Why is that in the trash? There’s nothing wrong with that! It just needs a little paint.
Have you ever passed by a trash can on pickup day and heard yourself muttering that question? People in the United States are notorious resource wasters – the average U.S. office worker uses about 500 paper, plastic, or Styrofoam cups per year (click here), and the average American uses the equivalent of one 100-ft tall Douglas fir tree in paper and wood products each year (click here). As a culture that thrives on upgrading our gadgets, our cars, our homes, our pretty much everythings to the next big thing, it really is no big surprise that we can find tons of useful stuff in the trash.
Lately, the type of Dumpster Diving that’s caught my attention is “Freeganism”. Freegan is a term that was created by playing off the words “free” -because they are finding things in the trash and therefore getting them for free, and “vegan”. Vegans avoid animal products such as meat, fur and bone, or anything made from an animal byproduct, such as milk, cheese or honey. They avoid products that are tested on animals to avoid condoning animal abuses. Freegans take this a step further by realizing that in some way, manufacturing, farming, and production harms the environment, removes native plants, and pushes wild animals off their habitat because now they are seen as pests. Wars are fought over natural resources such as oil, people are killed, rainforests are destroyed, etc. The only way to stop participating in a system that propagates this type of behavior is to stop buying new products, including food. So, Freegans remove themselves as paying consumers, and instead they scavenge for their needs.
In a recent conversation with some friends, I heard about the practices of a rather large, dominant grocery chain whose image is based on healthy, wholesome foods. According to my friends, this chain has a practice of throwing out fresh produce simply because it is unattractive. This would ensure that all the produce on display appeared beautiful, tasty, and fresh, but perfectly tasty, perfectly fresh items were being tossed because they weren’t beautiful. Of course, this chain also tries to keep Freegans and other trash-pickers from pillaging their Dumpsters, ensuring that the items they waste go to landfills and not hungry bellies.

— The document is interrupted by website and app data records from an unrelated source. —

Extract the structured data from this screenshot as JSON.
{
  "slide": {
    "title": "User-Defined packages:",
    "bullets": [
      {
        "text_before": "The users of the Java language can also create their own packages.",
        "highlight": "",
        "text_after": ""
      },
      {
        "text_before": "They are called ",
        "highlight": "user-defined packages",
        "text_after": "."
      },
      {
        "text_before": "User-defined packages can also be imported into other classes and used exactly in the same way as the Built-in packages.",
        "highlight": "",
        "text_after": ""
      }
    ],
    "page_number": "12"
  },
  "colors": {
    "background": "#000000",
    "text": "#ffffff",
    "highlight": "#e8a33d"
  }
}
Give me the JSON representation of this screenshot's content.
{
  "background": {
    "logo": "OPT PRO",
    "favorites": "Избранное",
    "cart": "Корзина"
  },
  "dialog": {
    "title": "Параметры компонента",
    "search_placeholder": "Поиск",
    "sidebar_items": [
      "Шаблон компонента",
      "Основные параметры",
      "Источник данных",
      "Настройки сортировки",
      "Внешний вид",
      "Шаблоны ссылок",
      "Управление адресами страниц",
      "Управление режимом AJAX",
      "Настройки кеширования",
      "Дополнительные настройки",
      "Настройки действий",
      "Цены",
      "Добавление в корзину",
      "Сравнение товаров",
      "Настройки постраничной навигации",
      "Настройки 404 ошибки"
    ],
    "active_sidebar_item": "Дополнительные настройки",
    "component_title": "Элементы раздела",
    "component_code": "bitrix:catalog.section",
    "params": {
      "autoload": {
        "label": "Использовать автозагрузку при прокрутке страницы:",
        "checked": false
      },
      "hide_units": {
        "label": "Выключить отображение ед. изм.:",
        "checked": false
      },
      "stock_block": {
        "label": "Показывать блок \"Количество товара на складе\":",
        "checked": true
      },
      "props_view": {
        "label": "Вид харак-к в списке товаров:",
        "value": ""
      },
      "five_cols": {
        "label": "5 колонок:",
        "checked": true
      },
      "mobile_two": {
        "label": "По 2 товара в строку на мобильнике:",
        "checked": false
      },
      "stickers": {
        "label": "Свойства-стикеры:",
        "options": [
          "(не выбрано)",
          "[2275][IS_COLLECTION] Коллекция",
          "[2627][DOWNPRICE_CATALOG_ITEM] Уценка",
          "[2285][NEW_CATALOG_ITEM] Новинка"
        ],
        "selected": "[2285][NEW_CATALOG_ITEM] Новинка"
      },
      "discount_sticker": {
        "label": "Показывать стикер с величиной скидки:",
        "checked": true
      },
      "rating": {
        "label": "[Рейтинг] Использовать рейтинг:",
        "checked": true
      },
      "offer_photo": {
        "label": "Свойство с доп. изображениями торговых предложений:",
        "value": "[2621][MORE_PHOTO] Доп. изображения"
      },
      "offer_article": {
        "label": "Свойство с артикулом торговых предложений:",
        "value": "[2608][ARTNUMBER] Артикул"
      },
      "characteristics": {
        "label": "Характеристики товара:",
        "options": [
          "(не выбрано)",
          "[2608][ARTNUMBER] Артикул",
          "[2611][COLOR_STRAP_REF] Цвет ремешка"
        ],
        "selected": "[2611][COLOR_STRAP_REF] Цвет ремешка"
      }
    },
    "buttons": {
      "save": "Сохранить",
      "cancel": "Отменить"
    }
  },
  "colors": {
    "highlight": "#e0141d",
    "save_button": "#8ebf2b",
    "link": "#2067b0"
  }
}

I heard this story second hand, of course, and that’s why I’m withholding the name of the grocery chain – you don’t call someone out on an unsubstantiated rumor – but the events seem likely enough to me, considering our throw-away culture.
So there’s this growing subculture of people who dig around in Dumpsters and other trash receptacles and find perfectly good loaves of bread in their original, unharmed packaging, pounds of fruits and veggies that just need to be washed, cereals whose boxes had been crushed a bit, or cans with dents in them. These people are completely living off these types of food, making a political and economic statement by not spending money on production. They find other treasures in the trash as well, not just food items, and use these to furnish or decorate their homes – heck, some even turn to squatting in empty, bank owned properties to make use of homes that stand empty.
If you’re not ready to plunge head-first into the Freegan lifestyle, perhaps you’d like to make a bit of side money at flea markets and other resale stores. A practice called “suburban gold mining” is more what I think most of us think of when we hear the term Dumpster Diving. A surprising amount of useful furniture, bicycles, artwork, first edition books, working electronics, and other useful stuff is tossed into the trash and some of it has been found. Gold Miners scour the best neighborhoods for useful trash and take home their finds sometimes by the truckload. They clean up and/or fix the items they find, and turn them around for a good profit at local flea markets, resale shops, or sites like eBay. The practice is getting so popular that there are several articles on it on the popular how-to website Instructables.
Of course, you don’t have to have an ulterior political or economic motive for trash picking – you could just see something awesome on the side of the road and decide to save it! It’s up to you.
When I was about 13 years old, I found a woven mat of some kind in the trash. It was made of some kind of plant material and had beautiful circular patterns in it. It had been tossed because it was frayed in some places, but I broke out some of the round pattern pieces and used them as display mats under some of the decorative items in my room. It wasn’t much, but it opened my mind to the idea that “one person’s trash is another person’s treasure.”
Have you ever picked something from the trash? If so, what was it, and what did you do with it?